Extracted records>
※ ※ ※

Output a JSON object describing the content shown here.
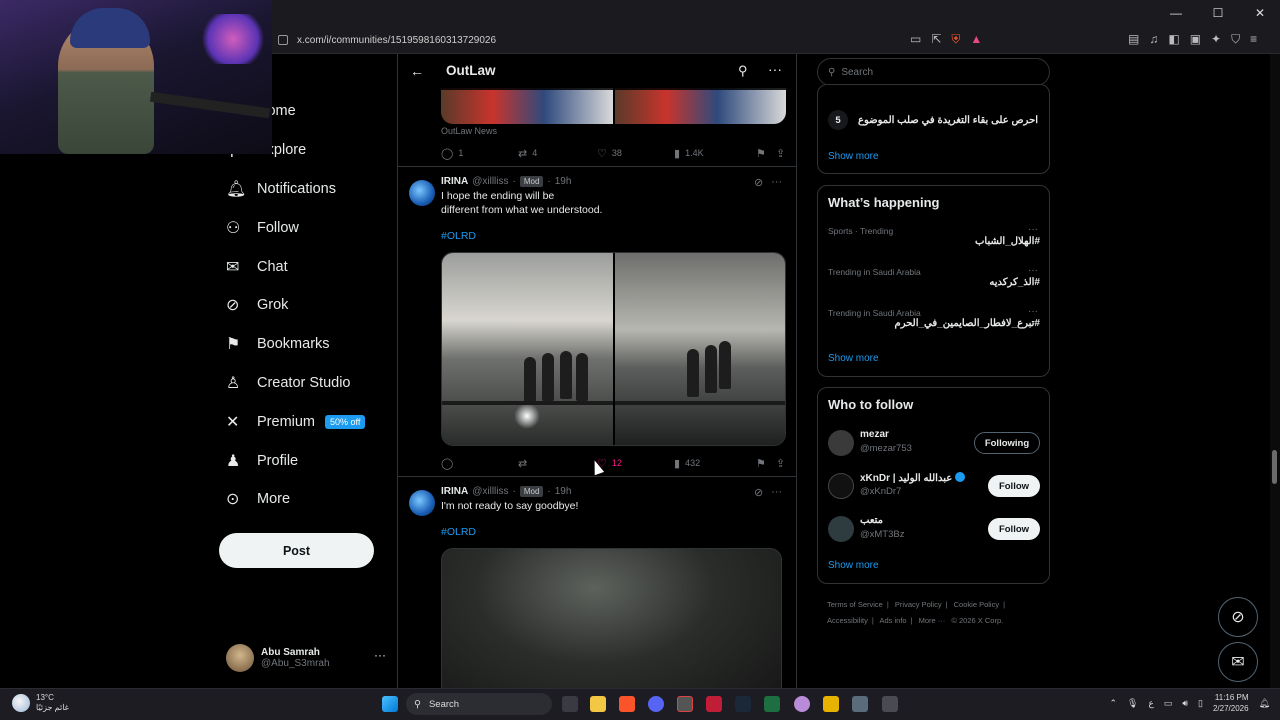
{
  "browser": {
    "url": "x.com/i/communities/1519598160313729026",
    "controls": {
      "minimize": "—",
      "maximize": "☐",
      "close": "✕"
    }
  },
  "nav": {
    "items": [
      {
        "label": "Home",
        "icon": "home-icon"
      },
      {
        "label": "Explore",
        "icon": "search-icon"
      },
      {
        "label": "Notifications",
        "icon": "bell-icon"
      },
      {
        "label": "Follow",
        "icon": "person-plus-icon"
      },
      {
        "label": "Chat",
        "icon": "mail-icon"
      },
      {
        "label": "Grok",
        "icon": "grok-icon"
      },
      {
        "label": "Bookmarks",
        "icon": "bookmark-icon"
      },
      {
        "label": "Creator Studio",
        "icon": "creator-icon"
      },
      {
        "label": "Premium",
        "icon": "x-logo-icon",
        "badge": "50% off"
      },
      {
        "label": "Profile",
        "icon": "person-icon"
      },
      {
        "label": "More",
        "icon": "more-circle-icon"
      }
    ],
    "post_label": "Post",
    "account": {
      "name": "Abu Samrah",
      "handle": "@Abu_S3mrah"
    }
  },
  "main": {
    "title": "OutLaw",
    "prev_tweet": {
      "source": "OutLaw News",
      "replies": "1",
      "reposts": "4",
      "likes": "38",
      "views": "1.4K"
    },
    "tweets": [
      {
        "name": "IRINA",
        "handle": "@xillliss",
        "role": "Mod",
        "time": "19h",
        "text": "I hope the ending will be\ndifferent from what we understood.",
        "hashtag": "#OLRD",
        "replies": "",
        "reposts": "",
        "likes": "12",
        "views": "432"
      },
      {
        "name": "IRINA",
        "handle": "@xillliss",
        "role": "Mod",
        "time": "19h",
        "text": "I'm not ready to say goodbye!",
        "hashtag": "#OLRD"
      }
    ]
  },
  "right": {
    "search_placeholder": "Search",
    "trending_top": {
      "rank": "5",
      "text": "احرص على بقاء التغريدة في صلب الموضوع",
      "show_more": "Show more"
    },
    "happening": {
      "title": "What’s happening",
      "items": [
        {
          "category": "Sports · Trending",
          "name": "#الهلال_الشباب"
        },
        {
          "category": "Trending in Saudi Arabia",
          "name": "#الذ_كركديه"
        },
        {
          "category": "Trending in Saudi Arabia",
          "name": "#تبرع_لافطار_الصايمين_في_الحرم"
        }
      ],
      "show_more": "Show more"
    },
    "who_to_follow": {
      "title": "Who to follow",
      "items": [
        {
          "name": "mezar",
          "handle": "@mezar753",
          "button": "Following"
        },
        {
          "name": "xKnDr | عبدالله الوليد",
          "handle": "@xKnDr7",
          "button": "Follow",
          "verified": true
        },
        {
          "name": "متعب",
          "handle": "@xMT3Bz",
          "button": "Follow"
        }
      ],
      "show_more": "Show more"
    },
    "footer": [
      "Terms of Service",
      "|",
      "Privacy Policy",
      "|",
      "Cookie Policy",
      "|",
      "Accessibility",
      "|",
      "Ads info",
      "|",
      "More ···",
      "© 2026 X Corp."
    ]
  },
  "taskbar": {
    "weather_temp": "13°C",
    "weather_desc": "غائم جزئيًا",
    "search": "Search",
    "time": "11:16 PM",
    "date": "2/27/2026",
    "lang": "ع"
  }
}
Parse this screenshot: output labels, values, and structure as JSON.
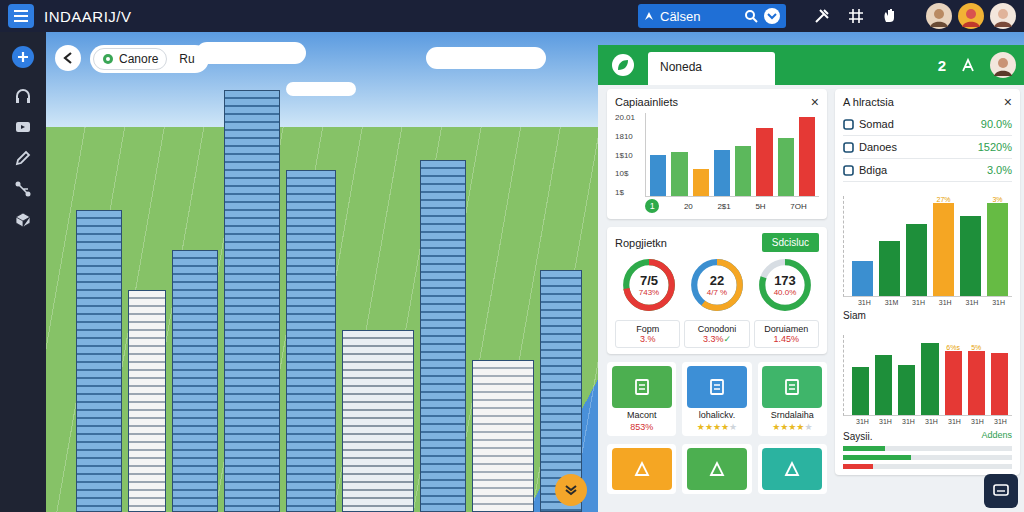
{
  "app": {
    "title": "INDAARIJ/V"
  },
  "search": {
    "value": "Cälsen"
  },
  "map": {
    "chip_label": "Canore",
    "secondary_label": "Ru"
  },
  "panel": {
    "tab": "Noneda",
    "count": "2"
  },
  "capital_card": {
    "title": "Capiaainliets",
    "close": "×",
    "max": 20,
    "y_ticks": [
      "20.01",
      "1810",
      "1$10",
      "10$",
      "1$"
    ],
    "badge": "1",
    "x_labels": [
      "20",
      "2$1",
      "5H",
      "7OH"
    ],
    "bars": [
      {
        "value": 10,
        "color": "#3b8fd0"
      },
      {
        "value": 10.5,
        "color": "#5cb85c"
      },
      {
        "value": 6.5,
        "color": "#f5a623"
      },
      {
        "value": 11,
        "color": "#3b8fd0"
      },
      {
        "value": 12,
        "color": "#5cb85c"
      },
      {
        "value": 16.5,
        "color": "#e53935"
      },
      {
        "value": 14,
        "color": "#5cb85c"
      },
      {
        "value": 19,
        "color": "#e53935"
      }
    ]
  },
  "progress_card": {
    "title": "Ropgjietkn",
    "button": "Sdcisluc",
    "gauges": [
      {
        "value": "7/5",
        "percent": "743%",
        "level": 0.72,
        "color": "#e53935",
        "track": "#2eaa4a",
        "label": "Fopm",
        "delta": "3.%"
      },
      {
        "value": "22",
        "percent": "4/7 %",
        "level": 0.6,
        "color": "#f5a623",
        "track": "#3b8fd0",
        "label": "Conodoni",
        "delta": "3.3%",
        "mark": "✓"
      },
      {
        "value": "173",
        "percent": "40.0%",
        "level": 0.8,
        "color": "#2eaa4a",
        "track": "#d7dde3",
        "label": "Doruiamen",
        "delta": "1.45%"
      }
    ]
  },
  "tiles": {
    "star_char": "★",
    "items": [
      {
        "kind": "value",
        "label": "Macont",
        "value": "853%",
        "color": "#4caf50"
      },
      {
        "kind": "stars",
        "label": "lohalickv.",
        "stars": 4,
        "color": "#3d8fd6"
      },
      {
        "kind": "stars",
        "label": "Srndalaiha",
        "stars": 4,
        "color": "#3fb56a"
      }
    ],
    "second_row": [
      {
        "color": "#f5a623"
      },
      {
        "color": "#4caf50"
      },
      {
        "color": "#2bb3a0"
      }
    ]
  },
  "stats_card": {
    "title": "A hlractsia",
    "close": "×",
    "rows": [
      {
        "label": "Somad",
        "value": "90.0%"
      },
      {
        "label": "Danoes",
        "value": "1520%"
      },
      {
        "label": "Bdiga",
        "value": "3.0%"
      }
    ]
  },
  "chart_a": {
    "max": 100,
    "x_labels": [
      "31H",
      "31M",
      "31H",
      "31H",
      "31H",
      "31H"
    ],
    "bars": [
      {
        "value": 35,
        "color": "#3b8fd0"
      },
      {
        "value": 55,
        "color": "#1e8f3a"
      },
      {
        "value": 72,
        "color": "#1e8f3a"
      },
      {
        "value": 95,
        "color": "#f5a623",
        "tag": "27%"
      },
      {
        "value": 80,
        "color": "#1e8f3a"
      },
      {
        "value": 98,
        "color": "#66bb44",
        "tag": "3%"
      }
    ]
  },
  "chart_b": {
    "title": "Siam",
    "max": 100,
    "x_labels": [
      "31H",
      "31H",
      "31H",
      "31H",
      "31H",
      "31H",
      "31H"
    ],
    "bars": [
      {
        "value": 60,
        "color": "#1e8f3a"
      },
      {
        "value": 75,
        "color": "#1e8f3a"
      },
      {
        "value": 62,
        "color": "#1e8f3a"
      },
      {
        "value": 90,
        "color": "#1e8f3a"
      },
      {
        "value": 80,
        "color": "#e53935",
        "tag": "6%s"
      },
      {
        "value": 80,
        "color": "#e53935",
        "tag": "5%"
      },
      {
        "value": 78,
        "color": "#e53935"
      }
    ]
  },
  "chart_c": {
    "title": "Saysii.",
    "action": "Addens",
    "rows": [
      {
        "level": 0.25,
        "color": "#2eaa4a"
      },
      {
        "level": 0.4,
        "color": "#2eaa4a"
      },
      {
        "level": 0.18,
        "color": "#e53935"
      }
    ]
  }
}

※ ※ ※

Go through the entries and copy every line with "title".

Solution>
    "title": "OutLaw",
      "title": "What’s happening",
      "title": "Who to follow",
    "title": "INDAARIJ/V"
    "title": "Capiaainliets",
    "title": "Ropgjietkn",
    "title": "A hlractsia",
    "title": "Siam",
    "title": "Saysii.",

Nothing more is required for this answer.